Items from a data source
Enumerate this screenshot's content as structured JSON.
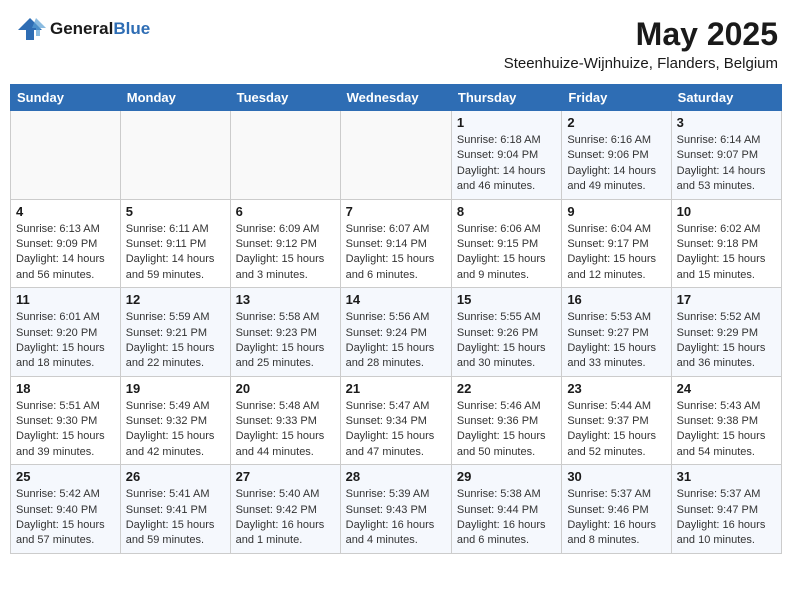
{
  "header": {
    "logo_general": "General",
    "logo_blue": "Blue",
    "title": "May 2025",
    "subtitle": "Steenhuize-Wijnhuize, Flanders, Belgium"
  },
  "days_of_week": [
    "Sunday",
    "Monday",
    "Tuesday",
    "Wednesday",
    "Thursday",
    "Friday",
    "Saturday"
  ],
  "weeks": [
    [
      {
        "day": "",
        "info": ""
      },
      {
        "day": "",
        "info": ""
      },
      {
        "day": "",
        "info": ""
      },
      {
        "day": "",
        "info": ""
      },
      {
        "day": "1",
        "info": "Sunrise: 6:18 AM\nSunset: 9:04 PM\nDaylight: 14 hours\nand 46 minutes."
      },
      {
        "day": "2",
        "info": "Sunrise: 6:16 AM\nSunset: 9:06 PM\nDaylight: 14 hours\nand 49 minutes."
      },
      {
        "day": "3",
        "info": "Sunrise: 6:14 AM\nSunset: 9:07 PM\nDaylight: 14 hours\nand 53 minutes."
      }
    ],
    [
      {
        "day": "4",
        "info": "Sunrise: 6:13 AM\nSunset: 9:09 PM\nDaylight: 14 hours\nand 56 minutes."
      },
      {
        "day": "5",
        "info": "Sunrise: 6:11 AM\nSunset: 9:11 PM\nDaylight: 14 hours\nand 59 minutes."
      },
      {
        "day": "6",
        "info": "Sunrise: 6:09 AM\nSunset: 9:12 PM\nDaylight: 15 hours\nand 3 minutes."
      },
      {
        "day": "7",
        "info": "Sunrise: 6:07 AM\nSunset: 9:14 PM\nDaylight: 15 hours\nand 6 minutes."
      },
      {
        "day": "8",
        "info": "Sunrise: 6:06 AM\nSunset: 9:15 PM\nDaylight: 15 hours\nand 9 minutes."
      },
      {
        "day": "9",
        "info": "Sunrise: 6:04 AM\nSunset: 9:17 PM\nDaylight: 15 hours\nand 12 minutes."
      },
      {
        "day": "10",
        "info": "Sunrise: 6:02 AM\nSunset: 9:18 PM\nDaylight: 15 hours\nand 15 minutes."
      }
    ],
    [
      {
        "day": "11",
        "info": "Sunrise: 6:01 AM\nSunset: 9:20 PM\nDaylight: 15 hours\nand 18 minutes."
      },
      {
        "day": "12",
        "info": "Sunrise: 5:59 AM\nSunset: 9:21 PM\nDaylight: 15 hours\nand 22 minutes."
      },
      {
        "day": "13",
        "info": "Sunrise: 5:58 AM\nSunset: 9:23 PM\nDaylight: 15 hours\nand 25 minutes."
      },
      {
        "day": "14",
        "info": "Sunrise: 5:56 AM\nSunset: 9:24 PM\nDaylight: 15 hours\nand 28 minutes."
      },
      {
        "day": "15",
        "info": "Sunrise: 5:55 AM\nSunset: 9:26 PM\nDaylight: 15 hours\nand 30 minutes."
      },
      {
        "day": "16",
        "info": "Sunrise: 5:53 AM\nSunset: 9:27 PM\nDaylight: 15 hours\nand 33 minutes."
      },
      {
        "day": "17",
        "info": "Sunrise: 5:52 AM\nSunset: 9:29 PM\nDaylight: 15 hours\nand 36 minutes."
      }
    ],
    [
      {
        "day": "18",
        "info": "Sunrise: 5:51 AM\nSunset: 9:30 PM\nDaylight: 15 hours\nand 39 minutes."
      },
      {
        "day": "19",
        "info": "Sunrise: 5:49 AM\nSunset: 9:32 PM\nDaylight: 15 hours\nand 42 minutes."
      },
      {
        "day": "20",
        "info": "Sunrise: 5:48 AM\nSunset: 9:33 PM\nDaylight: 15 hours\nand 44 minutes."
      },
      {
        "day": "21",
        "info": "Sunrise: 5:47 AM\nSunset: 9:34 PM\nDaylight: 15 hours\nand 47 minutes."
      },
      {
        "day": "22",
        "info": "Sunrise: 5:46 AM\nSunset: 9:36 PM\nDaylight: 15 hours\nand 50 minutes."
      },
      {
        "day": "23",
        "info": "Sunrise: 5:44 AM\nSunset: 9:37 PM\nDaylight: 15 hours\nand 52 minutes."
      },
      {
        "day": "24",
        "info": "Sunrise: 5:43 AM\nSunset: 9:38 PM\nDaylight: 15 hours\nand 54 minutes."
      }
    ],
    [
      {
        "day": "25",
        "info": "Sunrise: 5:42 AM\nSunset: 9:40 PM\nDaylight: 15 hours\nand 57 minutes."
      },
      {
        "day": "26",
        "info": "Sunrise: 5:41 AM\nSunset: 9:41 PM\nDaylight: 15 hours\nand 59 minutes."
      },
      {
        "day": "27",
        "info": "Sunrise: 5:40 AM\nSunset: 9:42 PM\nDaylight: 16 hours\nand 1 minute."
      },
      {
        "day": "28",
        "info": "Sunrise: 5:39 AM\nSunset: 9:43 PM\nDaylight: 16 hours\nand 4 minutes."
      },
      {
        "day": "29",
        "info": "Sunrise: 5:38 AM\nSunset: 9:44 PM\nDaylight: 16 hours\nand 6 minutes."
      },
      {
        "day": "30",
        "info": "Sunrise: 5:37 AM\nSunset: 9:46 PM\nDaylight: 16 hours\nand 8 minutes."
      },
      {
        "day": "31",
        "info": "Sunrise: 5:37 AM\nSunset: 9:47 PM\nDaylight: 16 hours\nand 10 minutes."
      }
    ]
  ]
}
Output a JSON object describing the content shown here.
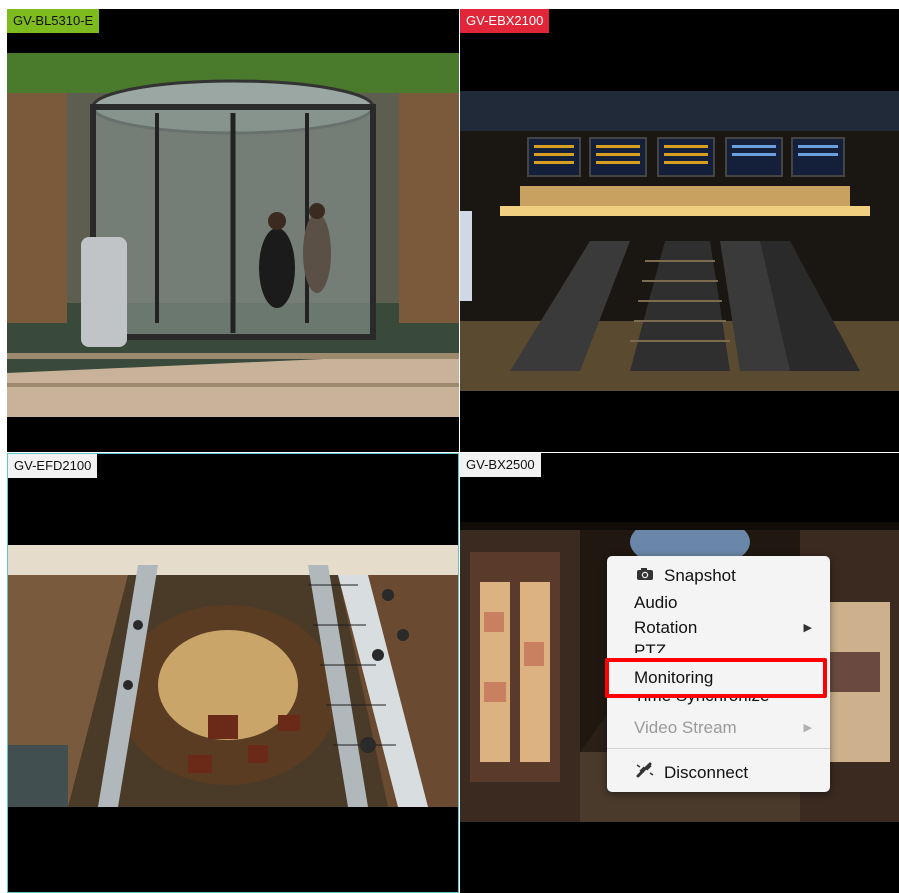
{
  "cameras": [
    {
      "label": "GV-BL5310-E",
      "label_bg": "#7dbb1e",
      "scene": "revolving glass door entrance"
    },
    {
      "label": "GV-EBX2100",
      "label_bg": "#e02638",
      "scene": "escalators under departure boards"
    },
    {
      "label": "GV-EFD2100",
      "label_bg": "#f2f2f2",
      "scene": "shopping mall atrium from above"
    },
    {
      "label": "GV-BX2500",
      "label_bg": "#f2f2f2",
      "scene": "shopping arcade at night"
    }
  ],
  "context_menu": {
    "items": [
      {
        "label": "Snapshot",
        "icon": "camera-icon",
        "enabled": true
      },
      {
        "label": "Audio",
        "enabled": true
      },
      {
        "label": "Rotation",
        "enabled": true,
        "submenu": true
      },
      {
        "label": "PTZ",
        "enabled": true
      },
      {
        "label": "Monitoring",
        "enabled": true,
        "highlighted": true
      },
      {
        "label": "Time Synchronize",
        "enabled": true
      },
      {
        "label": "Video Stream",
        "enabled": false,
        "submenu": true
      },
      {
        "label": "Disconnect",
        "icon": "disconnect-icon",
        "enabled": true
      }
    ],
    "submenu_arrow": "▶"
  },
  "colors": {
    "selected_tile_border": "#5ec6c6",
    "highlight_box": "#ff0000"
  }
}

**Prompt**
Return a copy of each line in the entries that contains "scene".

**Reply to the exercise**
      "scene": "revolving glass door entrance"
      "scene": "escalators under departure boards"
      "scene": "shopping mall atrium from above"
      "scene": "shopping arcade at night"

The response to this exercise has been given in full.